Roberts, 36, hasn't played in 100-plus games since the 2009 season. Jeter, 39, is attempting to become just the fifth player in baseball history to log 100-plus games at shortstop during an age-40 season, according to Baseball-Reference.com (subscription required).
Compounding the problem: Jeter's reign on the shortstop position will end after the 2014 season.
In the short term, the Yankees need help at both second base and shortstop. In the long term, the team must fill Jeter's hole at shortstop with a capable player.
If Yankees general manager Brian Cashman isn't enamored with current in-house options—including Eduardo Nunez and Brendan Ryan—a trade could happen before the regular season begins.
When scouring potential options on the market, an obvious match emerges: Didi Gregorius of the Arizona Diamondbacks.
According to AZCentral.com's Nick Piecoro, the Diamondbacks could look to move the loser of the spring training shortstop battle currently raging between Gregorius and Chris Owings. General manager Kevin Towers acknowledged that thought and what the team might look to receive back in a deal:
“For us, it would have to be the right deal,” Towers said. “Our biggest needs in our system are catching. If it’s the right, top-notch catching prospect. Someone we could have right behind Miggy. More of an upper-level guy. Maybe a top, upper-end starter."
If catching is what the Diamondbacks want, the Yankees are a logical trade partner.
The signing of Brian McCann to a five-year, $85 million deal in November means that three catching prospects in New York's system are now blocked by a perennial All-Star and power bat. From Austin Romine to John Ryan Murphy to Gary Sanchez, the Yankees have catchers without an obvious path to the majors.
Should the Yankees trade for Didi Gregorius?
According to The New York Post's George A. King III, the team could be willing to move one or more of those prospects for infield help.

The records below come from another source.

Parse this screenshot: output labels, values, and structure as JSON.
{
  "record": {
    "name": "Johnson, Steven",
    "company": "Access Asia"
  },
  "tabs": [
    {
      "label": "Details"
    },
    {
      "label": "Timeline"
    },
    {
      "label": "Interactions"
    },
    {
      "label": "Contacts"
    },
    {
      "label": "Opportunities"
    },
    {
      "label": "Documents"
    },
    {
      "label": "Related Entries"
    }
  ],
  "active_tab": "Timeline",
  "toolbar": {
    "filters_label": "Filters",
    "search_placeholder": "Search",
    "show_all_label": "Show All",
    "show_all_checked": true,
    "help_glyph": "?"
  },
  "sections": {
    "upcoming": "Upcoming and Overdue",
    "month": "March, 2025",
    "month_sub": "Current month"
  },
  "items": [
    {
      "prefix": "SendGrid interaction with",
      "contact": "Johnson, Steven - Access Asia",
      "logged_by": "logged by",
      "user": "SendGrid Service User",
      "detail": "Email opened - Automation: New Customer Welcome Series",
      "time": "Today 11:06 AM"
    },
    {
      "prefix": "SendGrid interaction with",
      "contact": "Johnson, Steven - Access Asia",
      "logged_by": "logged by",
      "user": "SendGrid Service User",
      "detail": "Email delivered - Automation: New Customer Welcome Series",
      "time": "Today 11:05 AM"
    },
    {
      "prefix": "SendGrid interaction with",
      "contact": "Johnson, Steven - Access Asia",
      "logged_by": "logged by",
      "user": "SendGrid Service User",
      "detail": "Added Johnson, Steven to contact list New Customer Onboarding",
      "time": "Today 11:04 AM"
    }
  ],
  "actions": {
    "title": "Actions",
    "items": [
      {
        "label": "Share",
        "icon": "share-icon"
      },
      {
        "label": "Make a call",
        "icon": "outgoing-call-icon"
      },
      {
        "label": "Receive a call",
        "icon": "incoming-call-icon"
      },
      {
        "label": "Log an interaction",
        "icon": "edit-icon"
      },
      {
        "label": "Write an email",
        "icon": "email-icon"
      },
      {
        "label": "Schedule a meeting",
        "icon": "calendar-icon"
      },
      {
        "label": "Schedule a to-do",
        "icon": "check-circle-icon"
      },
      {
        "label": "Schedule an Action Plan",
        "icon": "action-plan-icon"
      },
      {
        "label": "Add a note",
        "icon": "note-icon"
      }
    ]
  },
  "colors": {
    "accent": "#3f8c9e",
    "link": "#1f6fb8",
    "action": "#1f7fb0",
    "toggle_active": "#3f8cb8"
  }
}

Completing the puzzle: Towers was a member of New York's front office in 2010. His knowledge of the system's catching prospects is evident.

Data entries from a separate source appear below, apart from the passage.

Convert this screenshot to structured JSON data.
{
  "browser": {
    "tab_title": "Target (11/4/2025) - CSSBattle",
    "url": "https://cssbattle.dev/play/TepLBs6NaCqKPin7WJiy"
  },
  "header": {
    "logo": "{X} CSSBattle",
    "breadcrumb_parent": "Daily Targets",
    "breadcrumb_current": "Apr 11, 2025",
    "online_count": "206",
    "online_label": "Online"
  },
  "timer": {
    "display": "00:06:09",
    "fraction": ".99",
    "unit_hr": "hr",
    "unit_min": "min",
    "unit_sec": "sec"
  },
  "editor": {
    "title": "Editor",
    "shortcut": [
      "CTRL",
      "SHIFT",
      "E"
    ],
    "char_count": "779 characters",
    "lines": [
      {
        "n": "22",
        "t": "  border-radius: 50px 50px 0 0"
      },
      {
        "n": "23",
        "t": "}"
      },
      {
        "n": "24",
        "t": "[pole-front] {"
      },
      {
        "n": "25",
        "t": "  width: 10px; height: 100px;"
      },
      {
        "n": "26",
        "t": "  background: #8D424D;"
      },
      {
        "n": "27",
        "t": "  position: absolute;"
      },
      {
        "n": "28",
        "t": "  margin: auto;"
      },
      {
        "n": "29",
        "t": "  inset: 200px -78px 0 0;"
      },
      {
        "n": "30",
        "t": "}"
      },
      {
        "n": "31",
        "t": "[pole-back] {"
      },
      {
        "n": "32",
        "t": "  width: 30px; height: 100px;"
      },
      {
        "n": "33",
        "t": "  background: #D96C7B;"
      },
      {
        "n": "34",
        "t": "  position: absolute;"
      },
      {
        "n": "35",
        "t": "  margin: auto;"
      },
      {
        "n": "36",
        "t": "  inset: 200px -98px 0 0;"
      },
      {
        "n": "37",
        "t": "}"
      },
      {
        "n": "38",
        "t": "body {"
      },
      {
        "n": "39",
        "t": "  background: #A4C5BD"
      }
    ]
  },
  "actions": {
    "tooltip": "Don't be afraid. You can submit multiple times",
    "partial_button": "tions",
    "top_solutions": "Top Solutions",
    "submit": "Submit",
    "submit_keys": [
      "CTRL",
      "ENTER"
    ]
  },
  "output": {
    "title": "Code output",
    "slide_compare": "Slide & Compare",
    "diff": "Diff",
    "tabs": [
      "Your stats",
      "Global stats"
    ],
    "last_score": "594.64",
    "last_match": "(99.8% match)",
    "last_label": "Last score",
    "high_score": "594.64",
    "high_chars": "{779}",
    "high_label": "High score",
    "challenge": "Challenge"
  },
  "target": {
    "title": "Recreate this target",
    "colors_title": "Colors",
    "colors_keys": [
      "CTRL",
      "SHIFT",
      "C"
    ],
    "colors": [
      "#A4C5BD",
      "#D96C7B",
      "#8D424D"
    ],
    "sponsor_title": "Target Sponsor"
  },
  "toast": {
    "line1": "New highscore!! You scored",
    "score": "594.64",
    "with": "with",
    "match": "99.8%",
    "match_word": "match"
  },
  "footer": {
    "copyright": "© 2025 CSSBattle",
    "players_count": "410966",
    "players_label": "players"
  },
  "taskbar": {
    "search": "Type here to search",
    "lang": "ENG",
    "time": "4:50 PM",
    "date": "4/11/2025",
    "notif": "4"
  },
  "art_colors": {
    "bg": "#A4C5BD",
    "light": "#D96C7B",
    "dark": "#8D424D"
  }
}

Gregorius, 24, isn't one of baseball's 10- or 15-best young players, but he has value. In fact, over the last decade, only 14 shortstops or second basemen have been worth 1.0 WAR during their respective age-23 seasons. In 2013, Gregorius joined that group by displaying excellent defense and an ascending bat for the Diamondbacks.
If the Yankees believe he's capable of manning both second base and shortstop, interest should emerge.
Ironically, in a recent interview with Amanda Rykoff of The Outside Corner, Gregorious mentioned a player he could soon emulate:
Growing up I had a lot of players [who inspired me], I’m not going to lie. Ken Griffey, Jimmy Rollins, Barry Bonds, Pokey Reese. But Andruw Jones though was all we knew when I was little, just looking at these guys, just trying to be there and trying to enjoy it.
No, folks. Gregorius isn't going to confuse anyone for Griffey, Bonds or Jones. In reality, he's likely not good enough to become Rollins 2.0. However, Reese is a fair comparison for the young Gregorius.
Despite never developing into an impact offensive player, Reese—through a combination of durability, athleticism, defense and versatility at both up-the-middle positions—was worth 5.9 WAR during a two-year stretch with the 1999-2000 Cincinnati Reds.
During an eight-year career, Reese played 591 games at second base and 291 at shortstop. For a Yankees team with long-term concerns at both positions, that kind of versatility in a pre-arbitration-eligible player is attractive.
Last September, Gregorius' biggest hit of the season—a 12th-inning go-ahead triple in San Diego—chased home Owings. Less than six months later, the two are in a battle for one spot on Arizona's 25-man roster.
That triple, one of 26 extra-base hits during Gregorius' rookie season, could be a precursor to advanced power and production as he ages. If afforded the chance to bring his left-handed swing to Yankee Stadium, 45 extra-base hits in 2014 isn't out of the question.
If Gregorius hits like that this spring, the Yankees likely won't have a chance to pry away a starting shortstop from an NL contender. If the Yankees suffer through unexpected injuries at the catching position, sacrificing depth to fill a hole won't be an option.
As of now, however, a perfect fit is evident. By March 31, Gregorius could go from second fiddle in Arizona to key piece of the future in New York.
Statistics courtesy of Baseball-Reference.com and FanGraphs, unless otherwise noted. All contract figures courtesy of Cot's Baseball Contracts. Arbitration numbers and projections courtesy of MLB Trade Rumors. Roster projections courtesy of MLB Depth Charts.